Reading the complaints from interrogated travelers, a picture emerges that contradicts Kelly’s claims. He must have an interesting definition of the word “necessary” to think the behavior of agents is justified.
A U.S. citizen, a freelance journalist who writes for the New York Times and other publications, described demands by border agents at a New York airport for information about his or her reporting: “For three hours I was questioned, my notebooks and camera was taken (to make copies I assume) as was my laptop. I was asked about details of whom I met and interviewed, asked for contacts, telephone numbers, emails and I was physically searched. . . . I believe it interferes with my right to privacy and press freedom when traveling becomes a burden and security agents copy my notebooks, photographs, contacts and hard drive. . . . I would like this matter to be solved as soon as possible so I can continue my work as a journalist without being treated as a suspect.” [Complaint dated 10/18/16]
And complaints like this one are why the ACLU has filed a lawsuit alleging violations of the First Amendment in addition to the Fourth.
This illegal authority threatens the freedom of the press and chills freedom of speech. If you know the government will dig through your contacts or scrutinize your social media posts everytime you travel, maybe you will be more careful about what you say and write.
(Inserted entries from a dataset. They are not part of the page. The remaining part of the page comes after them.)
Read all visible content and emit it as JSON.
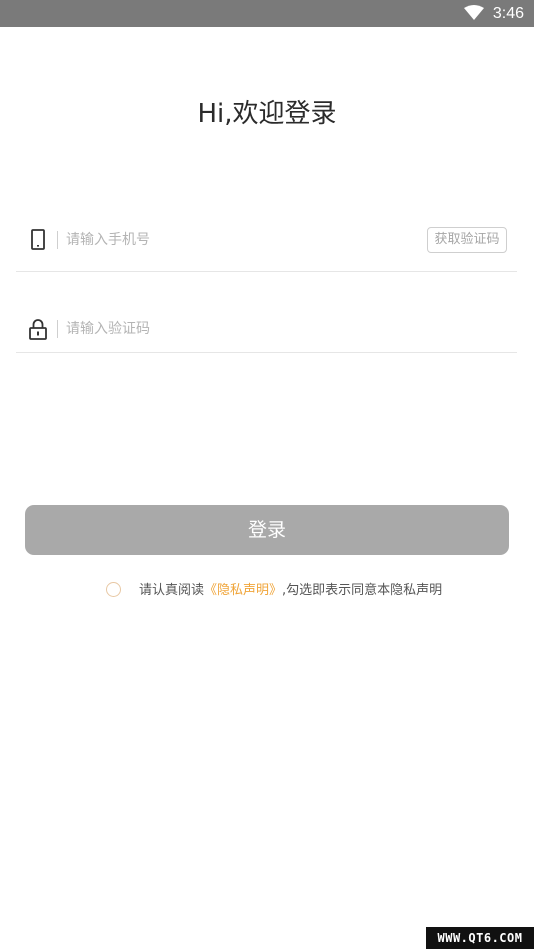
{
  "status_bar": {
    "time": "3:46",
    "wifi_icon": "wifi-icon",
    "background": "#7a7a7a"
  },
  "login": {
    "title": "Hi,欢迎登录",
    "phone_field": {
      "icon": "phone-icon",
      "placeholder": "请输入手机号",
      "value": ""
    },
    "get_code_button": "获取验证码",
    "code_field": {
      "icon": "lock-icon",
      "placeholder": "请输入验证码",
      "value": ""
    },
    "submit_button": "登录",
    "submit_color": "#a9a9a9",
    "agreement": {
      "checked": false,
      "prefix": "请认真阅读",
      "link": "《隐私声明》",
      "suffix": ",勾选即表示同意本隐私声明",
      "link_color": "#f0a53a"
    }
  },
  "watermark": "WWW.QT6.COM"
}
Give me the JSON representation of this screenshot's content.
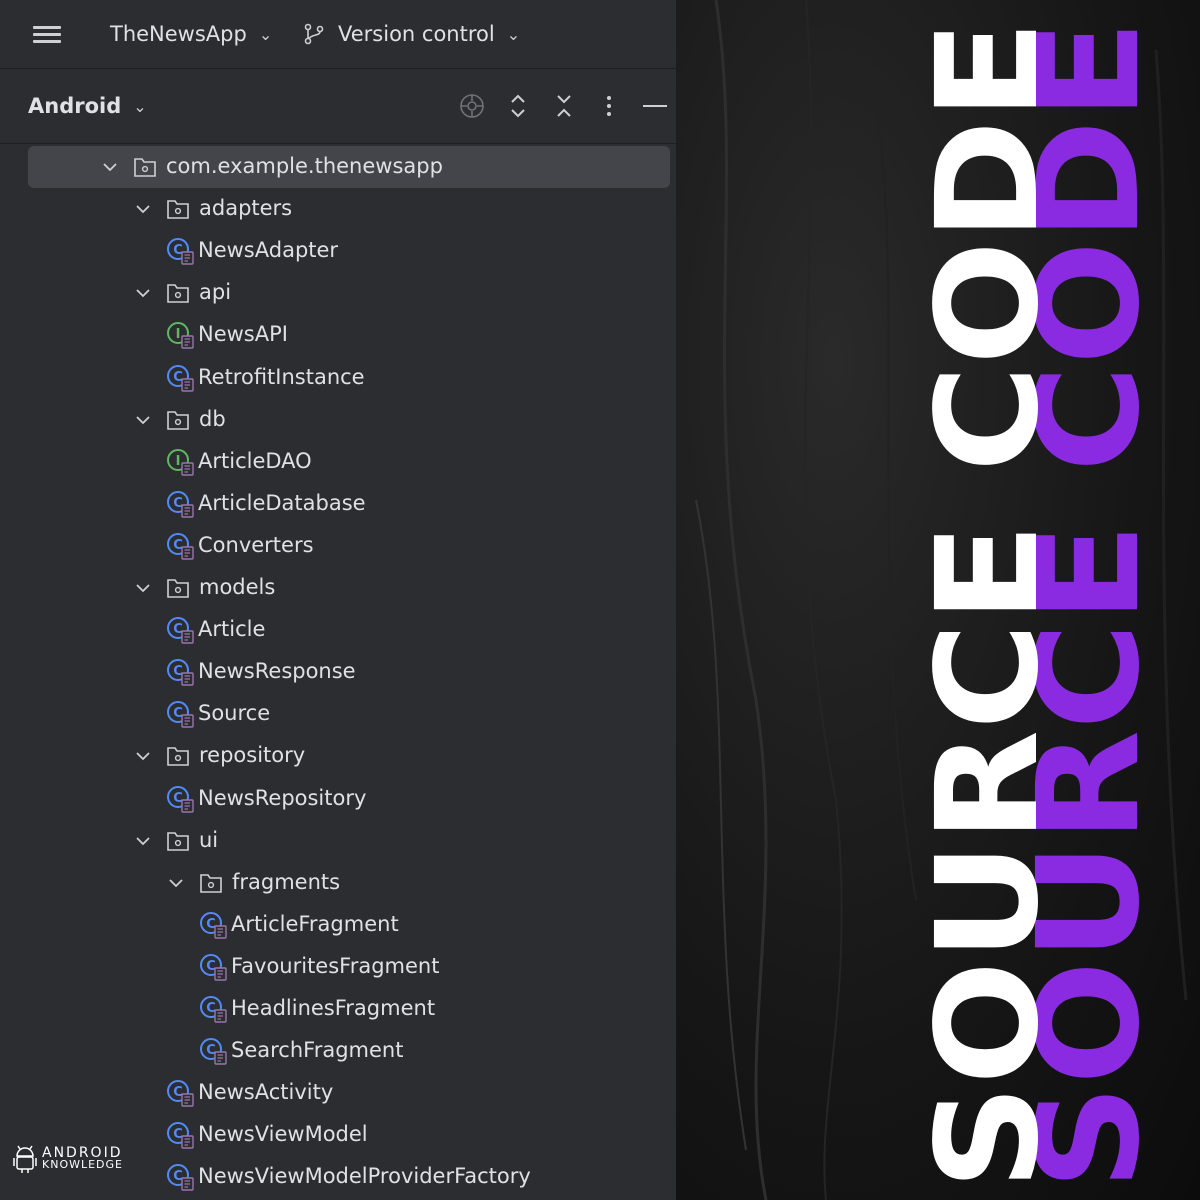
{
  "titlebar": {
    "project_name": "TheNewsApp",
    "vcs_label": "Version control"
  },
  "toolwindow": {
    "view_label": "Android"
  },
  "tree": [
    {
      "label": "com.example.thenewsapp",
      "kind": "folder",
      "depth": 0,
      "expanded": true,
      "selected": true
    },
    {
      "label": "adapters",
      "kind": "folder",
      "depth": 1,
      "expanded": true
    },
    {
      "label": "NewsAdapter",
      "kind": "class",
      "depth": 2
    },
    {
      "label": "api",
      "kind": "folder",
      "depth": 1,
      "expanded": true
    },
    {
      "label": "NewsAPI",
      "kind": "interface",
      "depth": 2
    },
    {
      "label": "RetrofitInstance",
      "kind": "class",
      "depth": 2
    },
    {
      "label": "db",
      "kind": "folder",
      "depth": 1,
      "expanded": true
    },
    {
      "label": "ArticleDAO",
      "kind": "interface",
      "depth": 2
    },
    {
      "label": "ArticleDatabase",
      "kind": "class",
      "depth": 2
    },
    {
      "label": "Converters",
      "kind": "class",
      "depth": 2
    },
    {
      "label": "models",
      "kind": "folder",
      "depth": 1,
      "expanded": true
    },
    {
      "label": "Article",
      "kind": "class",
      "depth": 2
    },
    {
      "label": "NewsResponse",
      "kind": "class",
      "depth": 2
    },
    {
      "label": "Source",
      "kind": "class",
      "depth": 2
    },
    {
      "label": "repository",
      "kind": "folder",
      "depth": 1,
      "expanded": true
    },
    {
      "label": "NewsRepository",
      "kind": "class",
      "depth": 2
    },
    {
      "label": "ui",
      "kind": "folder",
      "depth": 1,
      "expanded": true
    },
    {
      "label": "fragments",
      "kind": "folder",
      "depth": 2,
      "expanded": true
    },
    {
      "label": "ArticleFragment",
      "kind": "class",
      "depth": 3
    },
    {
      "label": "FavouritesFragment",
      "kind": "class",
      "depth": 3
    },
    {
      "label": "HeadlinesFragment",
      "kind": "class",
      "depth": 3
    },
    {
      "label": "SearchFragment",
      "kind": "class",
      "depth": 3
    },
    {
      "label": "NewsActivity",
      "kind": "class",
      "depth": 2
    },
    {
      "label": "NewsViewModel",
      "kind": "class",
      "depth": 2
    },
    {
      "label": "NewsViewModelProviderFactory",
      "kind": "class",
      "depth": 2
    }
  ],
  "watermark": {
    "line1": "ANDROID",
    "line2": "KNOWLEDGE"
  },
  "banner": {
    "text": "SOURCE CODE",
    "white_color": "#ffffff",
    "accent_color": "#8a2be2"
  },
  "colors": {
    "class_icon": "#548af7",
    "interface_icon": "#5fb85f"
  }
}
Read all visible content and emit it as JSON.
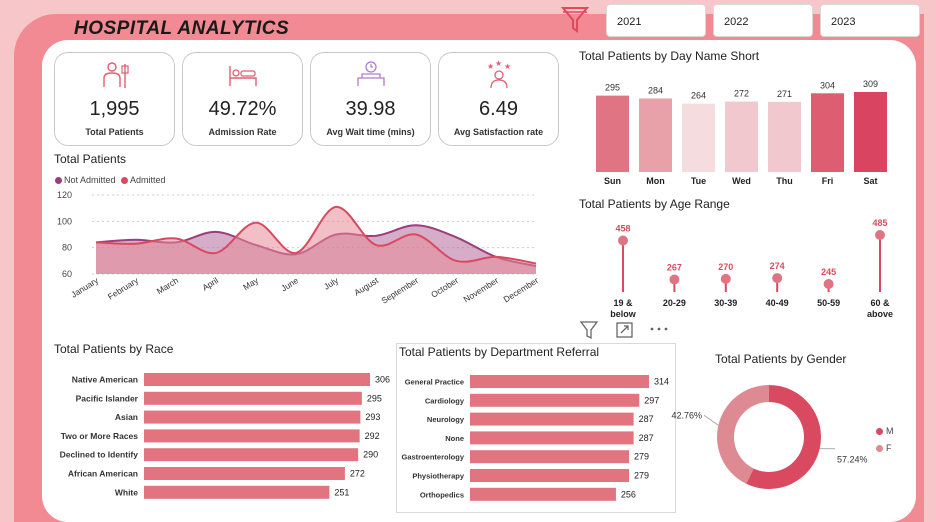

For American citizens and green card holders, it is wise to encrypt your devices before traveling. Then if you are willing to put up with the hassle and possibly hours of detainment, at least agents will walk away with nothing. If you are a foreigner, however, refusing the search may get you denied entry into the United States.
In one complaint, the man who is now a U.S. citizen, says the illegal searches and abuse he suffered under American Customs Agents took him back 29 years to when he left Syria due to similar treatment at the hands of government officials.
My sentiments echo those of one of the complaints, emphasis added.
A U.S. citizen whose family was detained and searched at the U.S.-Canada border lamented: “[M]y children grew up in America and love America but every time my kids and I get detained for no reason they start to question me and ask, Dad, why do we always get detained? They are starting to lose faith in the American system.” [Complaint dated 02/01/12]